EXERCISE PROMPT:
Go through the entries one line at a time, and gather every line that has the word "Save".

SOURCE DATA:

= Beginning of Section =

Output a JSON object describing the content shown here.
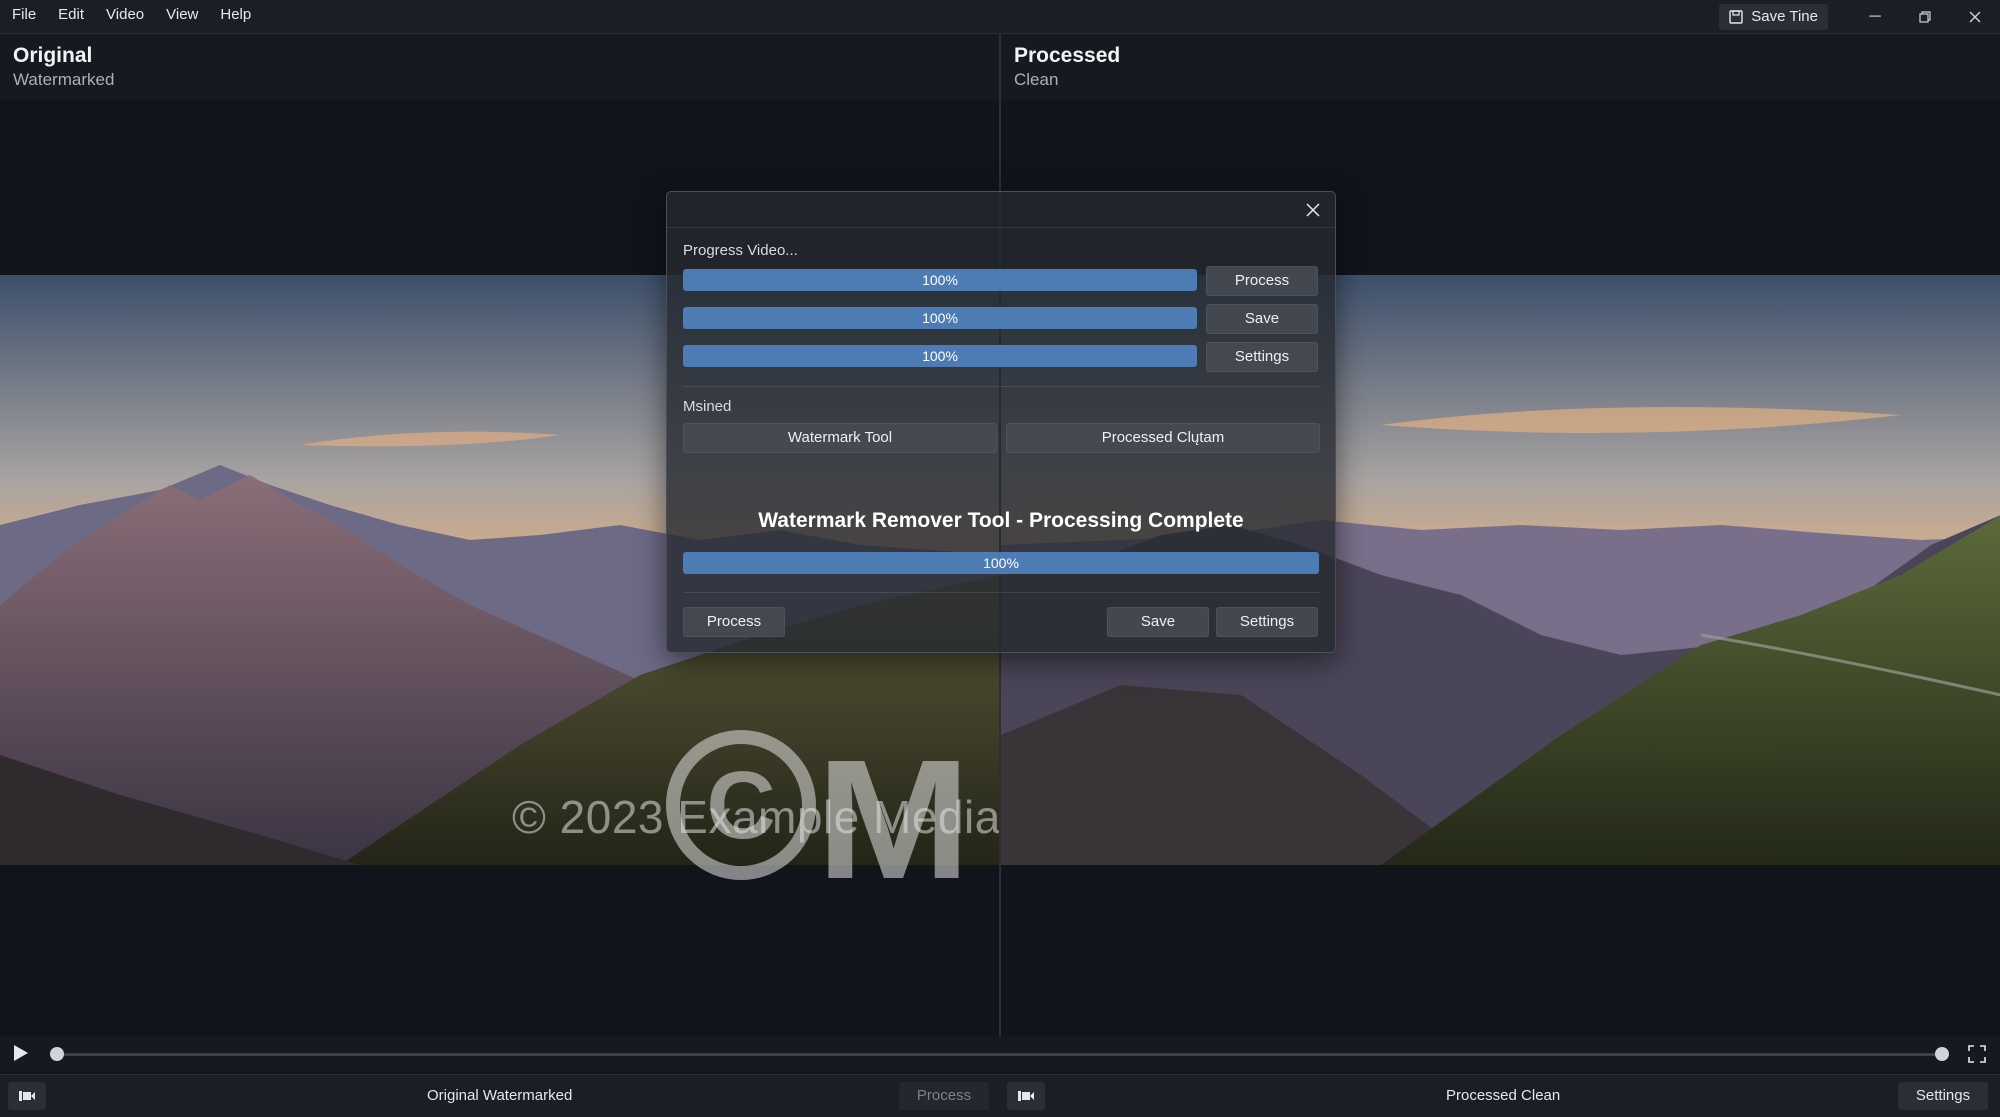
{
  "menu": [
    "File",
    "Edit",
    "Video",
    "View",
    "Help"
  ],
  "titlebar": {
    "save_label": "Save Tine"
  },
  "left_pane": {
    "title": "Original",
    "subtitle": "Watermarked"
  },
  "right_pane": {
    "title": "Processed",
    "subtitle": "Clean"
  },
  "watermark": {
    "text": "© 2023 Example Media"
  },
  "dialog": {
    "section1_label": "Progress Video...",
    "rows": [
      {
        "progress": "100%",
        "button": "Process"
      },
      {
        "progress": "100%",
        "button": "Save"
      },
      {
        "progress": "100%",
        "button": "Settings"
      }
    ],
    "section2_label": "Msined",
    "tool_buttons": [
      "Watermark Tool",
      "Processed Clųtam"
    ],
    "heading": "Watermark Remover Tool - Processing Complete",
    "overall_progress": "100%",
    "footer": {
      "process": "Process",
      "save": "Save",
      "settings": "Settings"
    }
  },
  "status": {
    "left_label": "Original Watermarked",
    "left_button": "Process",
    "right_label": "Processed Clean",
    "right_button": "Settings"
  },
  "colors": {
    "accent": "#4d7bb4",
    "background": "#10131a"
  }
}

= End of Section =

ANSWER FOR THIS EXERCISE:
    "save_label": "Save Tine"
        "button": "Save"
      "save": "Save",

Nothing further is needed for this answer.